. The figure shows the bi-plot of the principal component analysis of data related to different vegetable oils. Analysis of loadings show the mutual information provided by the three sensors. In particular, post-coated nanoparticles are oriented towards olive oils while porphyrin-films and one-pot prepared materials are oriented towards oils of different origins.
3.5. Voltammetric Sensor
Porphyrins as sensitive materials of electrochemical sensors have been demonstrated in several applications [13
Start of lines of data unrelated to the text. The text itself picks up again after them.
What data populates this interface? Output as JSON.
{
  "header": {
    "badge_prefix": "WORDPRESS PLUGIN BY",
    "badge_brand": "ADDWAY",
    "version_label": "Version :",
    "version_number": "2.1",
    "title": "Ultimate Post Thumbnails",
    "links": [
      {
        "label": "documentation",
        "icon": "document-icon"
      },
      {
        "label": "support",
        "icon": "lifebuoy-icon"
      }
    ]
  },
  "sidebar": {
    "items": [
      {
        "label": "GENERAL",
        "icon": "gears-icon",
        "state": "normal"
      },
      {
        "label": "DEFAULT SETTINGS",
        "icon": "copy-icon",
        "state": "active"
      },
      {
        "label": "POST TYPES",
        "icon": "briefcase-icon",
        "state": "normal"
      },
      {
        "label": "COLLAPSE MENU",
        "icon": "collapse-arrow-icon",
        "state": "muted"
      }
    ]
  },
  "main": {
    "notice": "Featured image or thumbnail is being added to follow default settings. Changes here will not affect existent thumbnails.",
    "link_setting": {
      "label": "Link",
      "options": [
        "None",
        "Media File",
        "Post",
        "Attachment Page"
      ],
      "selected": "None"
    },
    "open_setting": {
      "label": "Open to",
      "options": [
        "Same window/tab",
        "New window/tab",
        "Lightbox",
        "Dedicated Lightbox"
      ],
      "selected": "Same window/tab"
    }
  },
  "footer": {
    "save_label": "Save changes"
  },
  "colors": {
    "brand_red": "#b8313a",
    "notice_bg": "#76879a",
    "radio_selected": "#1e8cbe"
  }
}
]. The combination of porphyrins and ZnO and the photoactivation of charge transfer processes is expected to activate the catalytic properties of porphyrins. These characteristics have been demonstrated in the detection of cysteine, a thiolated aminoacid important in many living processes. Porphyrins are known to favor the oxidation of thiols which results in the transfer of a charge from the sulfur atom towards the porphyrin ring. This process can be greatly enhanced in porphyrin-ZnO materials. This was demonstrated with both a free-base porphyrin on ZnO nanoparticles [28
] and Mn and Cu porphyrins on nanorods [29
] (set-up is shown in Figure 4
E). In this last case, the exposure to visible light improves both the sensitivity and the selectivity. Figure 9
shows the current at fixed voltage as a function of the concentration of cysteine.
[5,10,15,20-tetra(4-sulphonatophenyl)-porphyrinato] copper was used for a one-pot growth of porphyrins coated ZnO nanorods. The material was grown onto an indium tin oxide substrate that was used as a working electrode. The three-electrode amperometric system was completed by a platinum wire as counter electrode and a saturated calomel electrode (SCE, AMEL, Milan, Italy) as reference electrode.
The interplay between optical, electronic, and chemical properties of porphyrins and ZnO gives rise to a novel category of materials for chemical sensing. Besides the individual properties of porphyrins and ZnO, the chemical sensitivity is affected by the morphology of the material and can be controlled at the synthesis level. On the other hand, film morphology does not influence the effects of common disturbances such as temperature, which is a common mode signal that can be removed with a proper normalization. This feature is suitable for sensor array design where ensembles of sensors are operated together to capture information about complex samples. These kinds of applications are typically indicated for electronic noses or electronic tongues when sensors are operated in air or in liquid, respectively [30
]. Brilliant examples of these applications are provided for medical diagnosis where sensor arrays are applied to breath analysis to diagnose several diseases, including some kinds of cancer [32
Several studies demonstrated that porphyrins are versatile platforms for electronic tongue and electronic nose development [13
]. Thus, the introduction of photo-assisted tuning for this category of sensors increases the degree of freedom for the configuration of sensor arrays. Hybrid nanostructured materials extend the sensing features of porphyrin-based sensor arrays beyond the individual constituents, pointing towards new applications, especially in the medical diagnostic field, in the control of food quality, and for signaling the presence of dangerous or toxic substances.